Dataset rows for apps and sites
**********
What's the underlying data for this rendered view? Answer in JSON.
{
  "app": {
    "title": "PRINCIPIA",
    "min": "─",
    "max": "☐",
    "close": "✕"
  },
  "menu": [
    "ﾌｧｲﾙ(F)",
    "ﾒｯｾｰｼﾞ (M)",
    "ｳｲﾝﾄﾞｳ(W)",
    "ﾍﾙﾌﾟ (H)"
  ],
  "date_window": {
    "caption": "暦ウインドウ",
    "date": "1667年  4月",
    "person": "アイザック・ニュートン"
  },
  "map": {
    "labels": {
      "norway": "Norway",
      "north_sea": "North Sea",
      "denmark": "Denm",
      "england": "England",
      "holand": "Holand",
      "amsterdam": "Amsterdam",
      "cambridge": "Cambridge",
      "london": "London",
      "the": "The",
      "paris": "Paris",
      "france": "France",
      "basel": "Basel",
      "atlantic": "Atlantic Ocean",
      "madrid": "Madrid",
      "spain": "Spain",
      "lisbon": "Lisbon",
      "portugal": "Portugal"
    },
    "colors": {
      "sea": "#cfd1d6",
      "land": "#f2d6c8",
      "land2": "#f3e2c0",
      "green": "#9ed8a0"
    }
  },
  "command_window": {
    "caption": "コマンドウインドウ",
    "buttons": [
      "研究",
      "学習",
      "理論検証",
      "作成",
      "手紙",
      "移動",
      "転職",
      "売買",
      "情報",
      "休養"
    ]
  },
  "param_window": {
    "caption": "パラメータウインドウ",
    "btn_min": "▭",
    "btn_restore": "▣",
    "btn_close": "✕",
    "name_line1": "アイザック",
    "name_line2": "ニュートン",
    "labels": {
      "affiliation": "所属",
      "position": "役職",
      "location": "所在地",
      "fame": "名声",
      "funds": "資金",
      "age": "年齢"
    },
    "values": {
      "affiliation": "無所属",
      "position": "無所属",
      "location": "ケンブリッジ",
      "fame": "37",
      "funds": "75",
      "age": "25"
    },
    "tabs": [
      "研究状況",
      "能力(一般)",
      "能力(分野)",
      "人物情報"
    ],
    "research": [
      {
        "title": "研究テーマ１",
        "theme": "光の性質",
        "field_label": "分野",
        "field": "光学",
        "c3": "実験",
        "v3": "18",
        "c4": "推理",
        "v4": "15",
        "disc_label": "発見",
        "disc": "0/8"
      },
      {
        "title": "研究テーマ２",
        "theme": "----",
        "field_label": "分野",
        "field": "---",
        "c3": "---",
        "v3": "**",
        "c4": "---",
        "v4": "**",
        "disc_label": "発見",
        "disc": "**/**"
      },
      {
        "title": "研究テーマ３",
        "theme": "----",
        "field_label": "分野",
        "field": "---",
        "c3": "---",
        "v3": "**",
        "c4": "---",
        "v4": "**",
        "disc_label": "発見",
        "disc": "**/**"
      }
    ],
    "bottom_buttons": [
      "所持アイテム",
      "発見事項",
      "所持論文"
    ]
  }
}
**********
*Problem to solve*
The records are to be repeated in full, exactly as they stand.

*Answer*
What's the underlying data for this rendered view? Answer in JSON.
{
  "app": {
    "title": "PRINCIPIA",
    "min": "─",
    "max": "☐",
    "close": "✕"
  },
  "menu": [
    "ﾌｧｲﾙ(F)",
    "ﾒｯｾｰｼﾞ (M)",
    "ｳｲﾝﾄﾞｳ(W)",
    "ﾍﾙﾌﾟ (H)"
  ],
  "date_window": {
    "caption": "暦ウインドウ",
    "date": "1667年  4月",
    "person": "アイザック・ニュートン"
  },
  "map": {
    "labels": {
      "norway": "Norway",
      "north_sea": "North Sea",
      "denmark": "Denm",
      "england": "England",
      "holand": "Holand",
      "amsterdam": "Amsterdam",
      "cambridge": "Cambridge",
      "london": "London",
      "the": "The",
      "paris": "Paris",
      "france": "France",
      "basel": "Basel",
      "atlantic": "Atlantic Ocean",
      "madrid": "Madrid",
      "spain": "Spain",
      "lisbon": "Lisbon",
      "portugal": "Portugal"
    },
    "colors": {
      "sea": "#cfd1d6",
      "land": "#f2d6c8",
      "land2": "#f3e2c0",
      "green": "#9ed8a0"
    }
  },
  "command_window": {
    "caption": "コマンドウインドウ",
    "buttons": [
      "研究",
      "学習",
      "理論検証",
      "作成",
      "手紙",
      "移動",
      "転職",
      "売買",
      "情報",
      "休養"
    ]
  },
  "param_window": {
    "caption": "パラメータウインドウ",
    "btn_min": "▭",
    "btn_restore": "▣",
    "btn_close": "✕",
    "name_line1": "アイザック",
    "name_line2": "ニュートン",
    "labels": {
      "affiliation": "所属",
      "position": "役職",
      "location": "所在地",
      "fame": "名声",
      "funds": "資金",
      "age": "年齢"
    },
    "values": {
      "affiliation": "無所属",
      "position": "無所属",
      "location": "ケンブリッジ",
      "fame": "37",
      "funds": "75",
      "age": "25"
    },
    "tabs": [
      "研究状況",
      "能力(一般)",
      "能力(分野)",
      "人物情報"
    ],
    "research": [
      {
        "title": "研究テーマ１",
        "theme": "光の性質",
        "field_label": "分野",
        "field": "光学",
        "c3": "実験",
        "v3": "18",
        "c4": "推理",
        "v4": "15",
        "disc_label": "発見",
        "disc": "0/8"
      },
      {
        "title": "研究テーマ２",
        "theme": "----",
        "field_label": "分野",
        "field": "---",
        "c3": "---",
        "v3": "**",
        "c4": "---",
        "v4": "**",
        "disc_label": "発見",
        "disc": "**/**"
      },
      {
        "title": "研究テーマ３",
        "theme": "----",
        "field_label": "分野",
        "field": "---",
        "c3": "---",
        "v3": "**",
        "c4": "---",
        "v4": "**",
        "disc_label": "発見",
        "disc": "**/**"
      }
    ],
    "bottom_buttons": [
      "所持アイテム",
      "発見事項",
      "所持論文"
    ]
  }
}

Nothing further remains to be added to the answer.